In 1995, the Bankers Roundtable, a consortium of the 125 largest banks in the U.S., formed a Technology Task Force with Huntington CEO Frank Wobst as the chair. As a result of this work, the Roundtable in 1996 officially established the Banking Industry Technology Secretariat, or BITS, with a 12-member Board of Directors that includes the CEOs of ten of our nation's largest banks*, as well as representatives of the American Bankers Association and the Independent Bankers Association.
In the course of 20 months of work, BITS, currently chaired by Frank Wobst, has made substantial investments of more than $1 million for research, consultation with technology experts, and the creation of an organization that will serve consumers and the banking industry well. In May, 1997, BITS announced the appointment of its first Chief Executive, Catherine Allen, formerly CEO of the Santa Fe Group and former Citicorp executive.
* The BITS Board of Directors includes the CEOs of: Citicorp, Chase, Bank of Boston, Huntington Bancshares, Nationsbank, First Union, Norwest, Bank of America, Mellon, and Banc One, as well as representatives of the ABA and the IBAA.
In her first address to the Roundtable, Allen articulated the objectives which BITS is pursuing, through three major working initiatives which, when successfully implemented, will allow bank customers to enjoy the same high degree of confidence in the safety and soundness of electronic payments, as they have in the banking system that exists today. They are:
Working Toward the 21st Century
In his short but influential work, Creating a New Civilization, Alvin Toffler puts the changes we are experiencing today into context with other major social and cultural shifts in Western history. He points out that just as the Industrial Revolution had adverse affects upon many individuals who were successful in the preceding agrarian economy, so too the shift to an Information Economy can be expected to unsettle many businesses and individuals, and make a variety of laws and regulations obsolete, until the economy has had time to adjust and build appropriate systems and protections.

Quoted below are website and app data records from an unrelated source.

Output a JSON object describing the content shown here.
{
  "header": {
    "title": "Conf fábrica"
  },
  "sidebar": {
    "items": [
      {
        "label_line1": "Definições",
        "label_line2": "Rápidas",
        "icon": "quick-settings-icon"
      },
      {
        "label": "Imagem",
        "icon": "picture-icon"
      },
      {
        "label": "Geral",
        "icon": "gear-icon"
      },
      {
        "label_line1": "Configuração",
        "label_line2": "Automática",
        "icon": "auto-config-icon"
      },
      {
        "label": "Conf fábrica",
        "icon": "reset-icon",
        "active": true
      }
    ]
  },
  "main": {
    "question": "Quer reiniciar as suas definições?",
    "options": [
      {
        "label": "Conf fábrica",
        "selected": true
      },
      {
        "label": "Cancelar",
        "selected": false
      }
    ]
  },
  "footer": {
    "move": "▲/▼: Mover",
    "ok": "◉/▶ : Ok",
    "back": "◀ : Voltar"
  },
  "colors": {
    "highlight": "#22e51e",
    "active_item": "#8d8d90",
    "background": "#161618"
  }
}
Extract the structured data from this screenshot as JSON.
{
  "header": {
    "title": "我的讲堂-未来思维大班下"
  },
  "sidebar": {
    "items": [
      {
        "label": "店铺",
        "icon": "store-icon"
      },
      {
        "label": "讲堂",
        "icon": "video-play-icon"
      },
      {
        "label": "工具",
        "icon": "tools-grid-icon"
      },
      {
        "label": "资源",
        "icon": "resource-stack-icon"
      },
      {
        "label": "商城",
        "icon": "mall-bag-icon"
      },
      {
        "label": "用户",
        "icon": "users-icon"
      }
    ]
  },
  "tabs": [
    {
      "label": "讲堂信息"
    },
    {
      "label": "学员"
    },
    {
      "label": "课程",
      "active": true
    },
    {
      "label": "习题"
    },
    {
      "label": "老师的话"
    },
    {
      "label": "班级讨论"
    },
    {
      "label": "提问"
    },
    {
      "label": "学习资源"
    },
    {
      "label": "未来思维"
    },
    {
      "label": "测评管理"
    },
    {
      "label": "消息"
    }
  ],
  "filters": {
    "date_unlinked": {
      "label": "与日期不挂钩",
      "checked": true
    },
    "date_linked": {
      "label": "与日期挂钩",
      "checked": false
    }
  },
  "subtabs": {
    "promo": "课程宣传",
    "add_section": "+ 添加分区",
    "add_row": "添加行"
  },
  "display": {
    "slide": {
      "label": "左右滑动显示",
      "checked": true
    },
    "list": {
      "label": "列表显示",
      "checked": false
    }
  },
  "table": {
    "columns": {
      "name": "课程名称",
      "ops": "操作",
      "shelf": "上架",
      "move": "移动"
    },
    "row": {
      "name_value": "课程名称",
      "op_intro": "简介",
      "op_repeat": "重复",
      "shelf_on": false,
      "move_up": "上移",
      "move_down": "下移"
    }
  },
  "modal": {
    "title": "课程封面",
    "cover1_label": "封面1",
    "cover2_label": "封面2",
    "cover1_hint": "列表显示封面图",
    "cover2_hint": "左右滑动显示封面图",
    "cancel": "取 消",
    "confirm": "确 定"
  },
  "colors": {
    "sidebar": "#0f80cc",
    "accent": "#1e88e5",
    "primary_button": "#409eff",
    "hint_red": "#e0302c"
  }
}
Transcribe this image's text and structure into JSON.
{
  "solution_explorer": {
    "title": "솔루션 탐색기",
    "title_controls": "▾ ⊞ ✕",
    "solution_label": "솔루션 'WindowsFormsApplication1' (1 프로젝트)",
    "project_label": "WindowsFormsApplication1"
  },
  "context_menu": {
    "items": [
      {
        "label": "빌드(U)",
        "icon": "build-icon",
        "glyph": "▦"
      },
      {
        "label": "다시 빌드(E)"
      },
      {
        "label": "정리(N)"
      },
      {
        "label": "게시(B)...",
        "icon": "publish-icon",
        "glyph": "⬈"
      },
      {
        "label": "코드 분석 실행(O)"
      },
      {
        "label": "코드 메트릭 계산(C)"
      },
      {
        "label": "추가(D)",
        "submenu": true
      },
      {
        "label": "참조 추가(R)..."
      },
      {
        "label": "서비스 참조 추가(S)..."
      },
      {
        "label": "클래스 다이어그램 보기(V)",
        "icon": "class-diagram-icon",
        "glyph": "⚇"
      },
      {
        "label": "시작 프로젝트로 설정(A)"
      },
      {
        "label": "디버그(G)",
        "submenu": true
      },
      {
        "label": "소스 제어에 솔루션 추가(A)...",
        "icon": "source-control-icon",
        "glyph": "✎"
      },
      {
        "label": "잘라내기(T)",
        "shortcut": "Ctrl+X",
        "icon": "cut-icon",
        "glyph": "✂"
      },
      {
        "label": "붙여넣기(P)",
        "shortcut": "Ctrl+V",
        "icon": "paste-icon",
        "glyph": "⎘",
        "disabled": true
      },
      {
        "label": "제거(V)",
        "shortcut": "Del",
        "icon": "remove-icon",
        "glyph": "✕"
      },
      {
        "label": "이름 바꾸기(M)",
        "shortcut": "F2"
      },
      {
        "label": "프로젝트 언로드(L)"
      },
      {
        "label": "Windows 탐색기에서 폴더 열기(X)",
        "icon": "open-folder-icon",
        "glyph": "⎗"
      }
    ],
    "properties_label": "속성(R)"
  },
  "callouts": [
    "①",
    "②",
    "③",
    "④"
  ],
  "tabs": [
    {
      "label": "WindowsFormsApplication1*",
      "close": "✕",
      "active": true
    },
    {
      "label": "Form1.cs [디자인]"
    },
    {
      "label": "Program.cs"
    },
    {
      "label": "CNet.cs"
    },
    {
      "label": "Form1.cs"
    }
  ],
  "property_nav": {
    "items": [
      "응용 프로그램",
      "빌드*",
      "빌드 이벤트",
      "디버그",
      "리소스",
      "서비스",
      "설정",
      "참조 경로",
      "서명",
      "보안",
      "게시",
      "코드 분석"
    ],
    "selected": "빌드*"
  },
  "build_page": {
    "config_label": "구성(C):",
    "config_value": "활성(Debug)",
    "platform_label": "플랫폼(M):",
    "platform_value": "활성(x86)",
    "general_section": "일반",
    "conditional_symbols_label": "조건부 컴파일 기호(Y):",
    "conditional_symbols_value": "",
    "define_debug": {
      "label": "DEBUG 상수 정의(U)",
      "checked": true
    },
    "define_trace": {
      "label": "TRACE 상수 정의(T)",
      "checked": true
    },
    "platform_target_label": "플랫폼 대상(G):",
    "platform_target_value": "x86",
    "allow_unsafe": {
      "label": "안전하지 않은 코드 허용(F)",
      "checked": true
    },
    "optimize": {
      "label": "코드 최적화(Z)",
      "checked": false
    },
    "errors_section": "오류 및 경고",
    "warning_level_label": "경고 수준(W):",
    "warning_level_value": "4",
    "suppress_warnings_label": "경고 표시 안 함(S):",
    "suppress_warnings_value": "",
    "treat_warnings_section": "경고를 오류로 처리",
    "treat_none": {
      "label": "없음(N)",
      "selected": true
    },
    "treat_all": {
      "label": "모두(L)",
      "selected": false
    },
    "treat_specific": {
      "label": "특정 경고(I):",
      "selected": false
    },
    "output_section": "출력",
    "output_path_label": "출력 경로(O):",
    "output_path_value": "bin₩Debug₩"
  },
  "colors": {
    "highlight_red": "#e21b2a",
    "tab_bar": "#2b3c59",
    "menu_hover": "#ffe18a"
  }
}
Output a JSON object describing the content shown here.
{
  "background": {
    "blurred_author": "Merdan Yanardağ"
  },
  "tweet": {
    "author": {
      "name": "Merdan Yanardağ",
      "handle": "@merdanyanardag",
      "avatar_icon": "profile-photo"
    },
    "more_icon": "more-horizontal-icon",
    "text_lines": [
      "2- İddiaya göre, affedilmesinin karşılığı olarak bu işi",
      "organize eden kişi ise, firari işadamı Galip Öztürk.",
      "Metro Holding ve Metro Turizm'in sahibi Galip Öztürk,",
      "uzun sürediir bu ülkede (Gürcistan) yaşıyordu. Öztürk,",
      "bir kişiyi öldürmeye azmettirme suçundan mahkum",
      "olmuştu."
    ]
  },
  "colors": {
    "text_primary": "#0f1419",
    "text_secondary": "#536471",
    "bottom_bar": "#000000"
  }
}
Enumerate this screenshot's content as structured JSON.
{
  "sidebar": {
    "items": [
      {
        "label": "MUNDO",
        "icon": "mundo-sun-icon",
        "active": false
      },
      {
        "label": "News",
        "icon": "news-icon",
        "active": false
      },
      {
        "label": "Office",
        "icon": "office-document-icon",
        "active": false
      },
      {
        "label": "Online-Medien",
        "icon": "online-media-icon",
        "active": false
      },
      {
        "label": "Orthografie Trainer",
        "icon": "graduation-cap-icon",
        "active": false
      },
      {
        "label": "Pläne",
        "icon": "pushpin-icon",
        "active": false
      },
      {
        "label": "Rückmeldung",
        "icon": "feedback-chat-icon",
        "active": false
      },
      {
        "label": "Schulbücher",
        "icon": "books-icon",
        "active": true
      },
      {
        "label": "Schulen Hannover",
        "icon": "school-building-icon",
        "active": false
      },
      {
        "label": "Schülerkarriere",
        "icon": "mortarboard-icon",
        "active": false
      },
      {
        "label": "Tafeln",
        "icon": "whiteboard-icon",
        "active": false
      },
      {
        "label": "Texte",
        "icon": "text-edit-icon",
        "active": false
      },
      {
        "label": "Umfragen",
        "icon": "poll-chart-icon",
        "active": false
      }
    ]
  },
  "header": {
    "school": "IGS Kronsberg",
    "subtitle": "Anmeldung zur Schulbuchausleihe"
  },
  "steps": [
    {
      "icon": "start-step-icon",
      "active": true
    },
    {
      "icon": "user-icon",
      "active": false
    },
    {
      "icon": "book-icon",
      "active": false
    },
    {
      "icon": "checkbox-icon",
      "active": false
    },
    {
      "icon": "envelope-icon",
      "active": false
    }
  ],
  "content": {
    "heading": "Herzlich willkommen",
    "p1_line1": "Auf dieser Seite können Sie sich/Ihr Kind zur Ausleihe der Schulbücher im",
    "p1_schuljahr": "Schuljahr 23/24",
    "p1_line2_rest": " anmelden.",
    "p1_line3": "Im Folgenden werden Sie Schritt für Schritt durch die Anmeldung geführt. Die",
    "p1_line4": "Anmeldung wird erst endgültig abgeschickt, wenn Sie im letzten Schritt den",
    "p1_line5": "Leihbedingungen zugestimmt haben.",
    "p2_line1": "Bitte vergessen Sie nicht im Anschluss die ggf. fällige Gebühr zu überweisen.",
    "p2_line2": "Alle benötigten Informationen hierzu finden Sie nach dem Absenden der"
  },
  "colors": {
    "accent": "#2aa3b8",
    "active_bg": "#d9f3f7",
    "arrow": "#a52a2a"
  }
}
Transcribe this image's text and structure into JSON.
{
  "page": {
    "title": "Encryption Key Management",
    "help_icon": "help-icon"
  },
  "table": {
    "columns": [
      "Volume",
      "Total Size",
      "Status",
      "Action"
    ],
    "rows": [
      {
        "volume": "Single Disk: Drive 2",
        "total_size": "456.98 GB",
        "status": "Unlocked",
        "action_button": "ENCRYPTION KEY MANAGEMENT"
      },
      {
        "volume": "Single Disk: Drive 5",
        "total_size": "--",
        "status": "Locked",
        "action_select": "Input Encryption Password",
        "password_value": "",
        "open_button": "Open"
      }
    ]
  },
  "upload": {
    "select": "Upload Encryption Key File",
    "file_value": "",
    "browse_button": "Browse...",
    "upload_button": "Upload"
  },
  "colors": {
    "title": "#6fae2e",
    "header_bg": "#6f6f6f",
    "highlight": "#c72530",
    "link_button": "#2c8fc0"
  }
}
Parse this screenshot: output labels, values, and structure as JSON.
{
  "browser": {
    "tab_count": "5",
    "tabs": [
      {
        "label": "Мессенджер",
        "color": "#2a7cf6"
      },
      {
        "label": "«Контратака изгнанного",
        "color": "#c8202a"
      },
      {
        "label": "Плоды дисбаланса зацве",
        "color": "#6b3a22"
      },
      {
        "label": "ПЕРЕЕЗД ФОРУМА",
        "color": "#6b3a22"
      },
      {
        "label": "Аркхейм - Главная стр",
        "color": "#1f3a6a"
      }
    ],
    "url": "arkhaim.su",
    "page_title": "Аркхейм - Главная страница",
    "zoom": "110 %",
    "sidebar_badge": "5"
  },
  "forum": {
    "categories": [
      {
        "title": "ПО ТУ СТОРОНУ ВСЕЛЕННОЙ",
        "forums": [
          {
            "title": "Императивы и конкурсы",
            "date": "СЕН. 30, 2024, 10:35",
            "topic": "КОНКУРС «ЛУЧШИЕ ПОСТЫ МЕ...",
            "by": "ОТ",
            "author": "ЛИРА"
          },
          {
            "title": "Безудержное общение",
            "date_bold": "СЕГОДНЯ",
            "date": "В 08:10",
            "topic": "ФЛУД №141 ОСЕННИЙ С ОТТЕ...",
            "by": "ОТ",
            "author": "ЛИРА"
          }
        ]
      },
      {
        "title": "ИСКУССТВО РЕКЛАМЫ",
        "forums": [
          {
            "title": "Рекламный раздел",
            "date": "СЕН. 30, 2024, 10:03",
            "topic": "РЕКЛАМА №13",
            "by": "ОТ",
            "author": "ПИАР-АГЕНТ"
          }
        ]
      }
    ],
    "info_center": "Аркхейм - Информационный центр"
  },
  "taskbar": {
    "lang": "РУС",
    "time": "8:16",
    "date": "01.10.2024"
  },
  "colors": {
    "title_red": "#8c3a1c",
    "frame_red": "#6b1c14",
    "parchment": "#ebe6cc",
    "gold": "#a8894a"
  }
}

Today, however, we are in a position to minimize these effects. Partly because the transition is happening so quickly that its dimensions are easier to see, partly because we have the benefit of historical experience to help us understand the potential effects, and partly because the same technology that is creating change also allows us to control it, we can now take action to ensure that people, commerce and the economy are not disrupted through an unregulated, unmonitored movement of digital financial documents.
GRAPHIC - "The Future is at Hand"
In such an effort, the participation of an actively concerned and highly knowledgeable organization of industry professionals will be an invaluable contributor, both as a source of ideas, and as a partner in the process of building a payments system that remains as sound as a dollar, and safe as banks.